Monday, August 25, 2014

Does Power Help or Hurt Perspective-Taking?

First comes love, then comes the realization that we are navigating life’s journey with another person who may have different thoughts, feelings, and beliefs than us. How do we deal with having differing viewpoints from our romantic partners? Perspective-taking is a fundamental social skill that helps us smoothly steer through the many bumps in the road, from picking out a thoughtful anniversary gift to helping us reach a compromise on a contentious issue. When people are able to consider their partner’s point of view, both they and their partners report being more satisfied with their relationship (Long, 1990). Although this basic skill is fundamental and beneficial, not everyone is good at perspective-taking, particularly in their romantic relationships (Kenny & Acitelli, 2001). So who is good at perspective-taking and who is lacking? To answer this question, I turned to the research on power. I was curious to find out whether feeling powerful in a romantic relationship might lead people to be better, or worse, perspective-takers.

Power is potent, affecting how people think, feel, and interact with others. Although thinking about powerful people might bring to mind the caricature of a power-hungry CEO, the reality is that power is not just in the workplace, it is part of all of our relationships, shaping how we interact with our parents, friends, and romantic partners. So how exactly does it shape our relationships? Or, in our case, our ability to step into our partner’s shoes? Well, the old adage, “power corrupts,” suggests that powerful people should be selfish, caring only about getting their own way and paying little attention to what their romantic partners are thinking and feeling. And there is research to support this – people are less likely to take strangers’ perspectives when they feel powerful (Galinsky et al., 2006) and in families, powerful members are less likely to perspective take (Barber, 1984). But on the other hand, for romantic relationships to survive, people can’t just be selfish—they have to think about what is best for the relationship, which means considering their partner’s point of view. Power helps people focus on and pursue their goals (Guinote, 2007), so perhaps power might actually help people become better perspective-takers in romantic relationships because it focuses them on maintaining their relationship?

Tuesday, August 19, 2014

Big Theory

"Essentially, all models are wrong, but some are useful." --George Box*

I need to be honest with you, I'm not all that good at generating novel ideas: Some of my most well-cited papers involve theories that sociologists came up with decades ago; Reviewers frequently accuse me of running post-hoc analyses (asking the data for ideas, rather than generating apriori predictions); When media cover my research, the most common initial comment is something like: "This is so obvious....blah, suck." You get the idea. 

I don't view this particular characteristic of my research as a flaw.
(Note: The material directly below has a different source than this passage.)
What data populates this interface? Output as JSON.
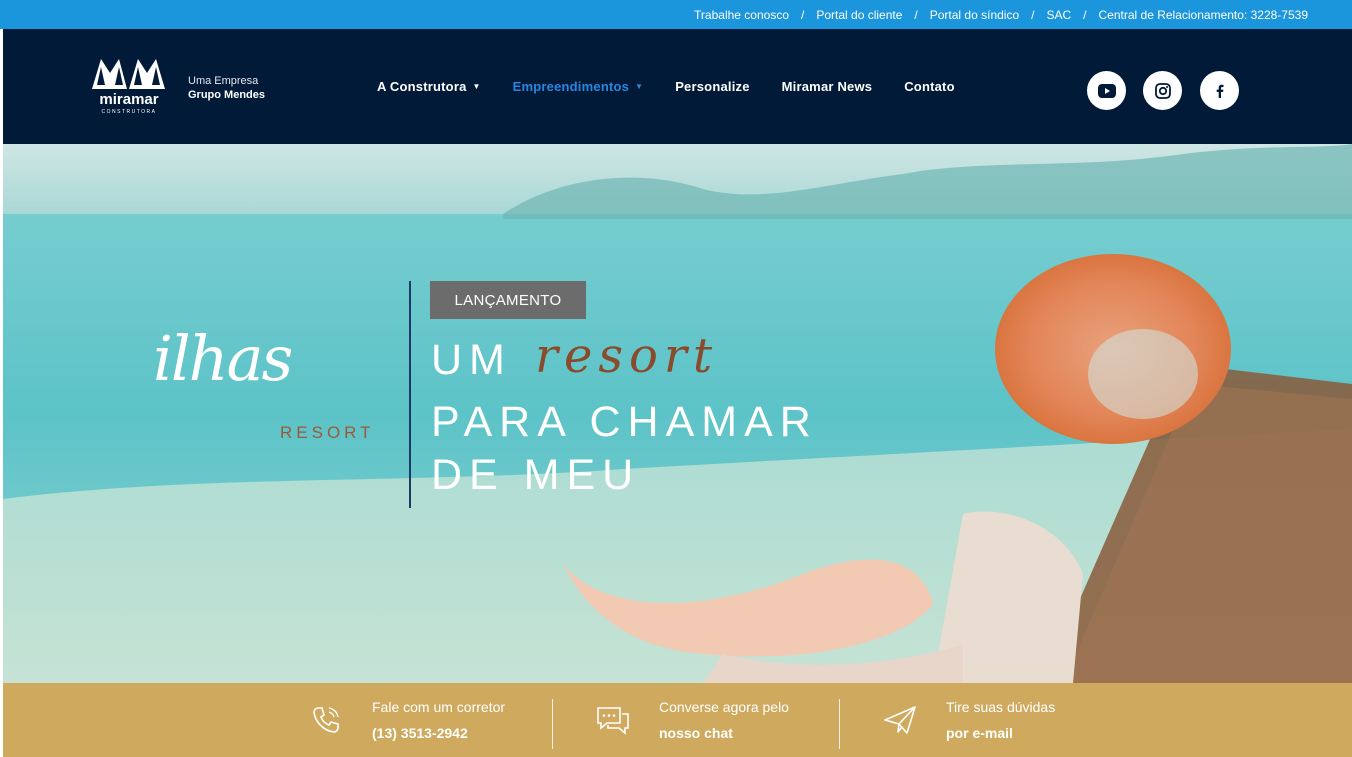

Rather, I'm acknowledging that not all scientists can be ground-breaking theorists/game changers: Some people come up with great ideas and some people test them. For the most part, I test theories and I do it in (what I hope are) convincing ways. Given this characteristic of my research, you might be surprised then, to learn that I love theory!** 

You read that right.

Monday, August 11, 2014

Psychological Barriers in Economic Inequality Reduction

Today I wrote a blog for New Left Project on psychology research examining perceptions of, and responses to, economic inequality. The post features cutting-edge research by prominent social psychologists Mike Norton and Dan Ariely, as well as research from my own laboratory at the University of Illinois. An excerpt:

"The United States is one of the most unequal and rigidly stratified societies in the industrialised world.  In the wake of the Great Recession, it has become increasingly clear that success in America flows to the wealthy and the well-connected.  Why do these inequities persist in the face of steady unemployment, abject poverty and rising homelessness? 

Wednesday, August 6, 2014

Psychology at the (Home) Movies: HBO’s The Wire

Although I’m more than a decade late to the party, a recent fortunate prime membership has gifted me with access to HBO’s acclaimed series the Wire. For the last two months I’ve been watching the show weekly, digesting its contents in small consistent doses. My background as a middle class ivory tower academic makes the Wire foreign territory to me—I don’t have much personal experience with drug culture, or poverty, or oppression, or Baltimore (the primary city in the story) for that matter. Nevertheless, there were many themes in the TV series that align well with contemporary research in the social sciences. With an eye towards these themes, I bring you a look into HBO’s the Wire by linking it to our current understanding of basic psychology. As with any piece of film-making, the nuance and detail will not be completely captured in this post, and I welcome comments here or on twitter (@mwkraus). Also, SPOILERS!